Lego constructions were a team effort. Sorting the colors helped.

The next day Michael, Diane and I traveled North to have Christmas dinner with Mother in the main dining room.  

And finally on the 26th in the afternoon everyone came to our house. That's when things became happily chaotic.
We talked about who's birthday we were celebrating and what would we give Him. 
Jude (6) said, "Myself. He already has my gift."
We were reminded of the message of the song about the little drummer boy who honors God with his gift and talent of playing music. 
The number of Christmas stockings grows with each new girlfriend. However, this year I added a golden one on the stairs to represent Jesus and to remind us of how we may honor Him. 
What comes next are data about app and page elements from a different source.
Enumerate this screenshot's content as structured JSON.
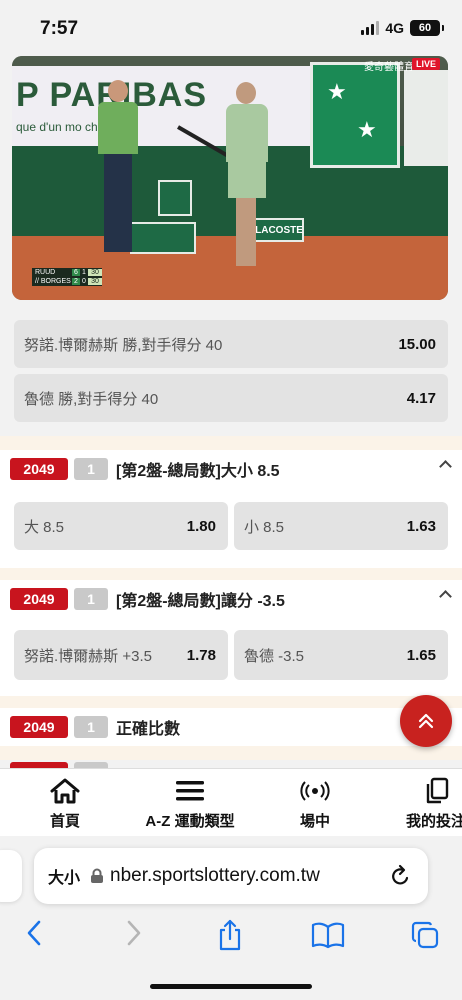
{
  "status_bar": {
    "time": "7:57",
    "network": "4G",
    "battery": "60"
  },
  "video": {
    "banner_text": "P PARIBAS",
    "banner_subtext": "que d'un mo          change",
    "sign_lacoste": "LACOSTE",
    "watermark": "愛奇藝體育",
    "live_badge": "LIVE",
    "scoreboard": [
      {
        "player": "RUUD",
        "sets": [
          "6",
          "1"
        ],
        "points": "30"
      },
      {
        "player": "// BORGES",
        "sets": [
          "2",
          "0"
        ],
        "points": "30"
      }
    ]
  },
  "markets_top": [
    {
      "label": "努諾.博爾赫斯 勝,對手得分 40",
      "odds": "15.00"
    },
    {
      "label": "魯德 勝,對手得分 40",
      "odds": "4.17"
    }
  ],
  "markets": [
    {
      "code": "2049",
      "set": "1",
      "title": "[第2盤-總局數]大小 8.5",
      "options": [
        {
          "label": "大 8.5",
          "odds": "1.80"
        },
        {
          "label": "小 8.5",
          "odds": "1.63"
        }
      ]
    },
    {
      "code": "2049",
      "set": "1",
      "title": "[第2盤-總局數]讓分 -3.5",
      "options": [
        {
          "label": "努諾.博爾赫斯 +3.5",
          "odds": "1.78"
        },
        {
          "label": "魯德 -3.5",
          "odds": "1.65"
        }
      ]
    },
    {
      "code": "2049",
      "set": "1",
      "title": "正確比數",
      "options": []
    }
  ],
  "bottom_nav": [
    {
      "label": "首頁",
      "icon": "home-icon"
    },
    {
      "label": "A-Z 運動類型",
      "icon": "menu-icon"
    },
    {
      "label": "場中",
      "icon": "live-broadcast-icon"
    },
    {
      "label": "我的投注",
      "icon": "copy-icon"
    }
  ],
  "browser": {
    "aa_label": "大小",
    "url": "nber.sportslottery.com.tw"
  },
  "colors": {
    "accent_red": "#c8141e",
    "odds_bg": "#e3e3e3",
    "divider_cream": "#fbf3e8"
  }
}
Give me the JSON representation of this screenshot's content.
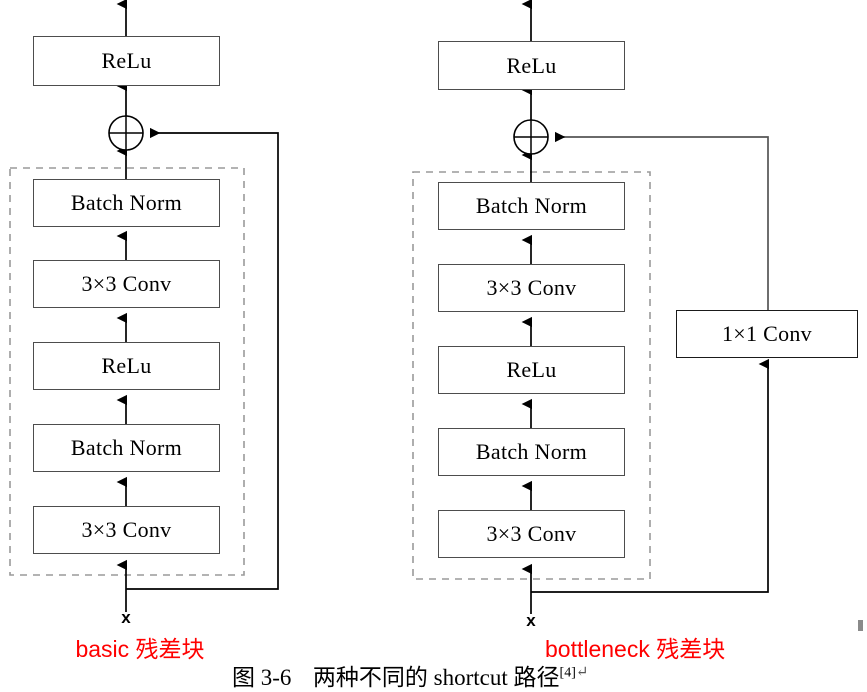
{
  "figure": {
    "caption_prefix": "图 3-6",
    "caption_text": "两种不同的 shortcut 路径",
    "caption_reference": "[4]",
    "caption_mark": "↵",
    "accent_color": "#ff0000",
    "box_border_color": "#4d4d4d",
    "dashed_color": "#9a9a9a",
    "line_color": "#000000"
  },
  "diagrams": [
    {
      "id": "basic-residual-block",
      "label": "basic 残差块",
      "input_label": "x",
      "output_activation": "ReLu",
      "merge_operator": "⊕",
      "main_path": [
        {
          "label": "3×3 Conv"
        },
        {
          "label": "Batch Norm"
        },
        {
          "label": "ReLu"
        },
        {
          "label": "3×3 Conv"
        },
        {
          "label": "Batch Norm"
        }
      ],
      "shortcut_path": []
    },
    {
      "id": "bottleneck-residual-block",
      "label": "bottleneck 残差块",
      "input_label": "x",
      "output_activation": "ReLu",
      "merge_operator": "⊕",
      "main_path": [
        {
          "label": "3×3 Conv"
        },
        {
          "label": "Batch Norm"
        },
        {
          "label": "ReLu"
        },
        {
          "label": "3×3 Conv"
        },
        {
          "label": "Batch Norm"
        }
      ],
      "shortcut_path": [
        {
          "label": "1×1 Conv"
        }
      ]
    }
  ]
}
Among the many gifts were a Kathryn Hoyt original painting for each of her Koch grandchildren.

Here are some of my favorite pictures. Thank you, Leah.

All the young uns 20 and under

Only a few years ago Elijah used to measure up to me every time he came over. He just couldn't wait to be taller than me, no great feat really. Look at him now at age 13, almost 14.

And now, the final family event is a three-day vacation in a big house near Madison, IN. More about that next week in the last Meemaw Moments post.

Tuesday, December 18, 2018

2018 Week 50: Christmas Programs

The week began with a worshipful Advent cantata at church.

In the afternoon we went to Kayla's end-of-semester dance recital of her multiple classes.

Rebecca was in three of them. She seems to prefer tap.

Early Hip Hop Jazz (left top); Early Ballet (left bottom); Early Tap (right)
Monday evening was Delta's Middle School and high School band concert at Emmens. Unfortunately from our position on the right side of the auditorium, we couldn't see our handsome 8th-grade trumpet-player, grandson Elijah.

Wednesday was our tap group's last performance for the year, at the Upland Senior Activities Center.

The Dancing Divas
We had fun painting tiles again in our Thursday Art Club. This time we copied some snowmen figures from a placemat I took from my visit with Mother last week.

Favorite Christmas decorations have been showing up all week. Small Nativities replaced the turtle collection on the kitchen windowsill--Leah's clay set, complete with tiny gifts for each of the Magi (left); a teeny tiny one from Mexico (middle); and the cutest figures from Northern Argentina.

Michael helped set up all three Christmas trees stored away in the attic. 

One of my favorite Christmas-tree related photos shows how Stephan and Karen get theirs.

It was the last week of the semester for our resident student--the dreaded finals week. We rarely saw her. In fact she pulled a couple all-nighters and finally surfaced Friday. One of her engineering friends came over as well to get some shut-eye before the long trip home. 

Elaine and Moriah--in one of her rare resting-postures
It took all day Saturday for Moriah to finally rise, sort, pack, clean and eventually make her way home all the way to Muncie. We were grateful for the extra time to hang-out--a whole semester's worth of visiting!

The programs continued. Sunday, the 16th, children sang and acted out the Christmas story in churches around. And yesterday, was the second Monday we made our way to the huge Ball State University auditorium for yet another musical presentation--Royerton Elementary (Zion and Jude, 3rd grade and Kindergarten). The noticeable difference was that the content was entirely secular with no mention of the true Christmas story--Emmanuel, God with us, Jesus Christ born to live among us.